Their unspoken narrative? “Those racist cops, at it again!”

Except the story seems less, for lack of a better term, black and white than the media’s simplistic interpretation.

Once the dust settled, it seems like the police officers who quit had very good reason to do so–because of newly-elected Mayor Tyus Byrd’s attitude towards police, not because of her race.

Former police chief Trish Cohen, along with her assistant chief Rich Medley, explained their side of the story.

“You can’t have an anti-police mayor,” Cohen said, “and that’s the way she made me feel. My decision was not, did not, come lightly. At all. It has nothing to do with race. If it had anything to do with race, I’d done never went to work in the town.”

Medley added: “From the moment [Byrd] announced her candidacy, she never approached any of us, never advised us what her plans were or anything. Never asked us to stay or told us that the moment she took office that we weren’t going to have a job. We were in the dark on it, and then in hearing from her supporters that she was going to fire all of us, [we figured we] might as well start looking for something else.’

Simply put, Medley said: “I resigned due to trust issues.”
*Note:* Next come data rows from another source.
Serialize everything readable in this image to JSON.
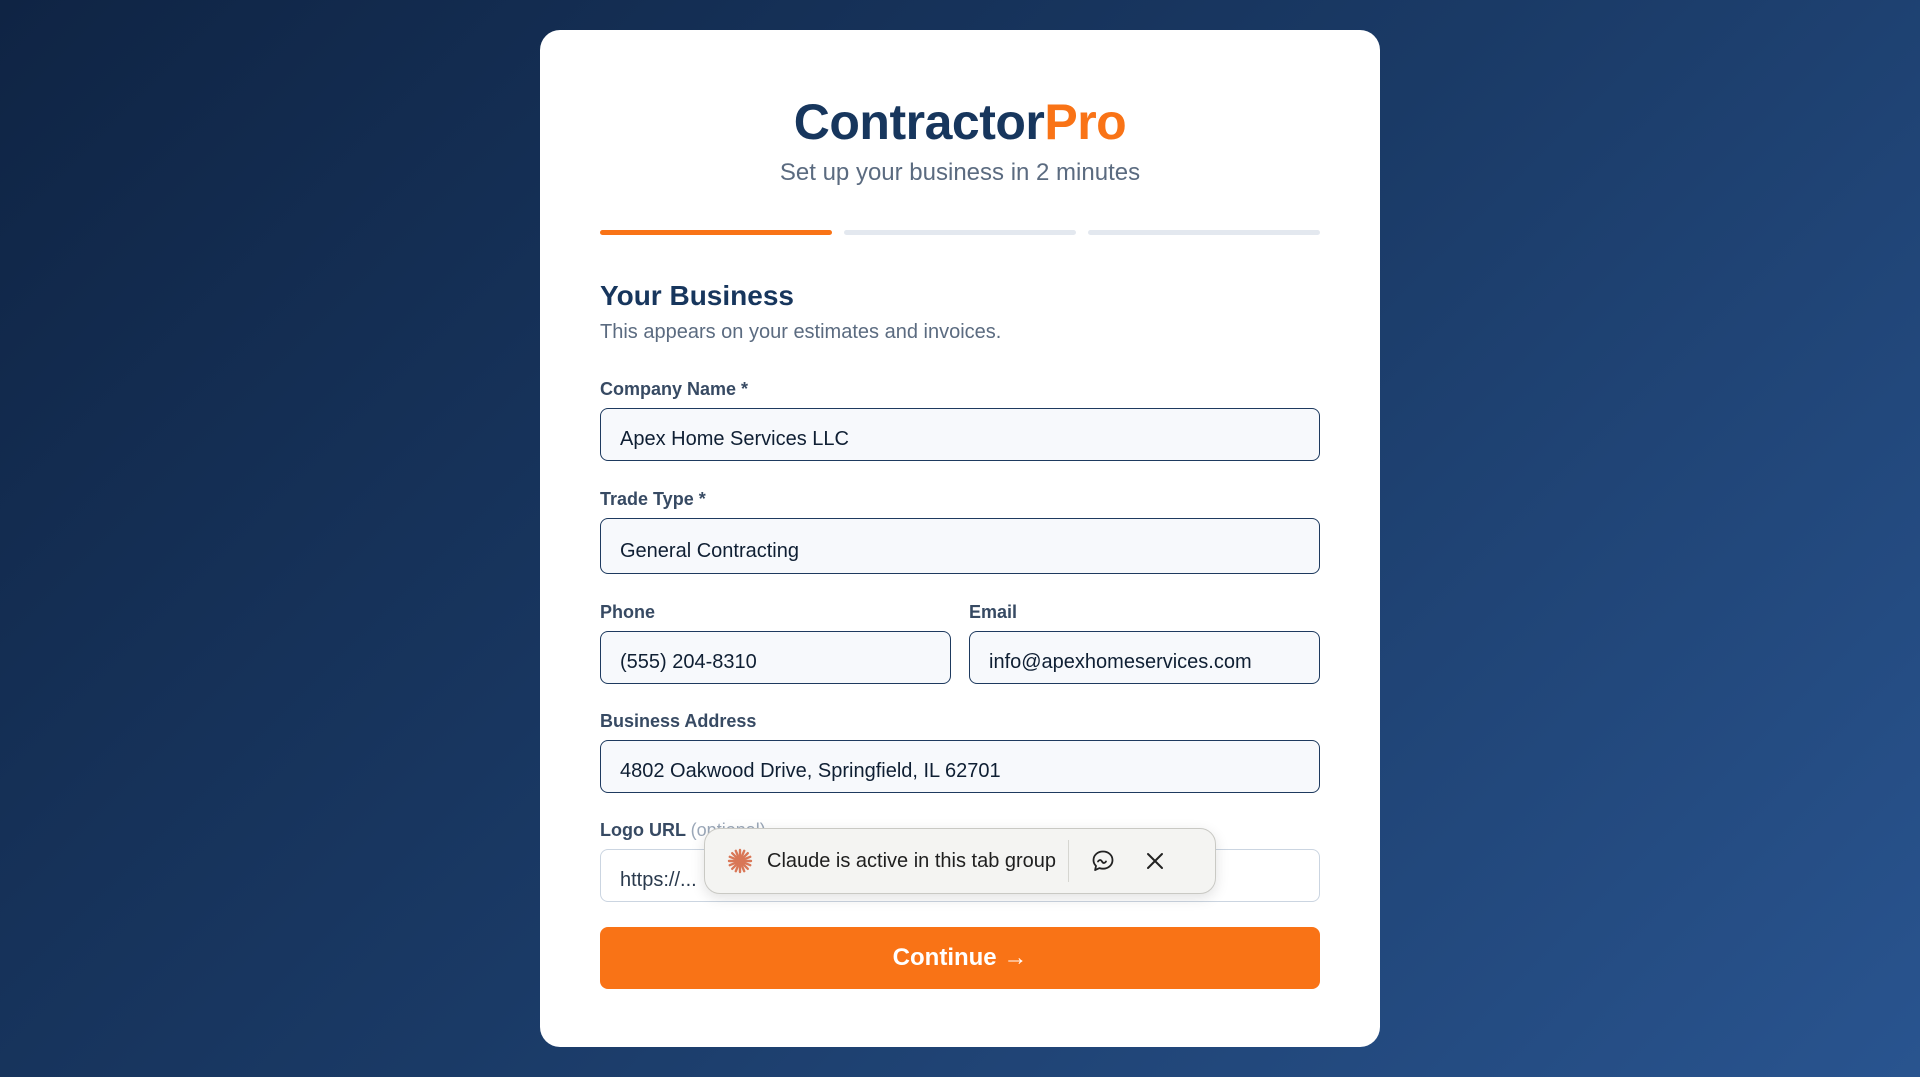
{
  "brand": {
    "name_part1": "Contractor",
    "name_part2": "Pro"
  },
  "tagline": "Set up your business in 2 minutes",
  "progress": {
    "total_steps": 3,
    "current_step": 1
  },
  "section": {
    "title": "Your Business",
    "subtitle": "This appears on your estimates and invoices."
  },
  "fields": {
    "company_name": {
      "label": "Company Name *",
      "value": "Apex Home Services LLC"
    },
    "trade_type": {
      "label": "Trade Type *",
      "value": "General Contracting"
    },
    "phone": {
      "label": "Phone",
      "value": "(555) 204-8310"
    },
    "email": {
      "label": "Email",
      "value": "info@apexhomeservices.com"
    },
    "address": {
      "label": "Business Address",
      "value": "4802 Oakwood Drive, Springfield, IL 62701"
    },
    "logo_url": {
      "label": "Logo URL",
      "optional": "(optional)",
      "placeholder": "https://..."
    }
  },
  "continue_button": {
    "label": "Continue →"
  },
  "toast": {
    "text": "Claude is active in this tab group",
    "icons": {
      "logo": "claude-spark-icon",
      "chat": "chat-bubble-icon",
      "close": "close-icon"
    }
  },
  "colors": {
    "accent": "#f97316",
    "brand_dark": "#17365d",
    "claude_orange": "#d97757"
  }
}
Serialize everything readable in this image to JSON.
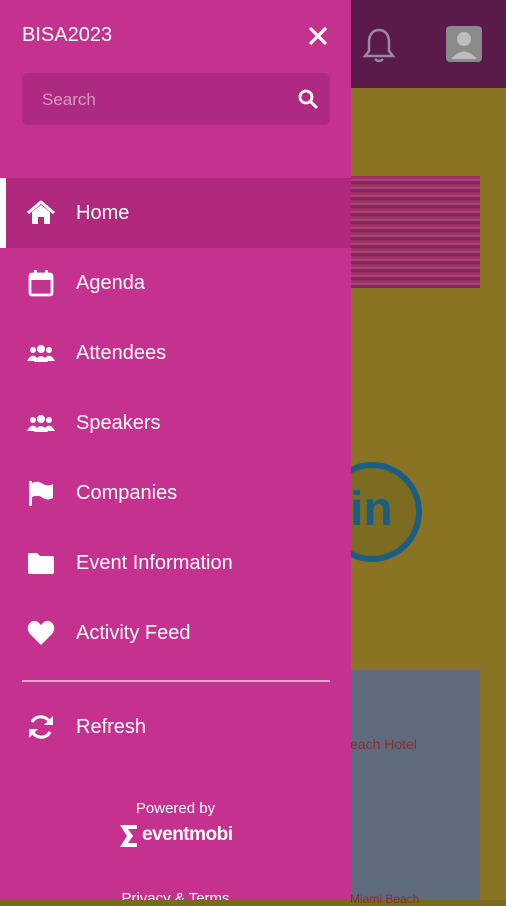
{
  "drawer": {
    "title": "BISA2023",
    "search_placeholder": "Search",
    "items": [
      {
        "label": "Home",
        "icon": "home-icon",
        "active": true
      },
      {
        "label": "Agenda",
        "icon": "calendar-icon",
        "active": false
      },
      {
        "label": "Attendees",
        "icon": "people-icon",
        "active": false
      },
      {
        "label": "Speakers",
        "icon": "people-icon",
        "active": false
      },
      {
        "label": "Companies",
        "icon": "flag-icon",
        "active": false
      },
      {
        "label": "Event Information",
        "icon": "folder-icon",
        "active": false
      },
      {
        "label": "Activity Feed",
        "icon": "heart-icon",
        "active": false
      }
    ],
    "refresh_label": "Refresh",
    "powered_by": "Powered by",
    "brand": "eventmobi",
    "privacy_terms": "Privacy & Terms"
  },
  "background": {
    "linkedin_text": "in",
    "card_text": "each Hotel",
    "card_text_2": "Miami Beach"
  },
  "colors": {
    "drawer": "#c4318f",
    "active_item": "#b1287f",
    "search_bg": "#ae2a82",
    "header": "#5a1a4a"
  }
}
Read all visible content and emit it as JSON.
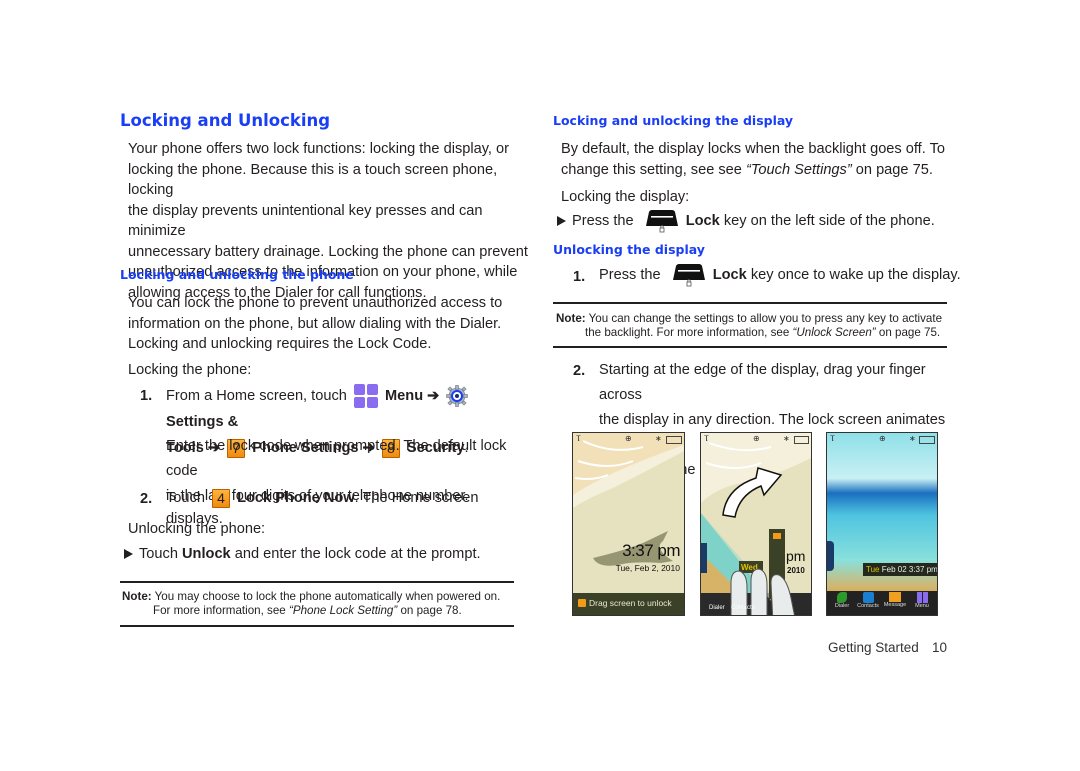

In Medley’s mind, Mayor Byrd was a controversial mayor-elect–but not because of her race or gender. Byrd’s father was a powerful city councilman in the racially-mixed town of 700 residents–and had a history of interfering with police investigations when it benefited him. Medley was afraid Byrd would strike a similar course as mayor.

Medley described his previous encounters with Byrd as acrimonious, with her telling his fellow cops: “I have family on the City Council; I’ll have your badge; I’ll have your job!”
He continued: “If I’ve got to be concerned whether or not I’m going to lose my job doing an action any other police officer would do, then that creates hesitation. And in this line of work hesitation can mean life or death.”

Despite what the mainstream media wants the narrative to be, it’s clear that not every story is racially motivated. Sometimes people just quit because they don’t want to work for someone they can’t trust–not because of their boss’s skin color.

Adam Campbell
Adam Campbell is a former military brat, who grew up all over the world--but considers Milwaukee, WI, where he and his wife currently live, to be his home. He enjoys reporting the real news, without bias.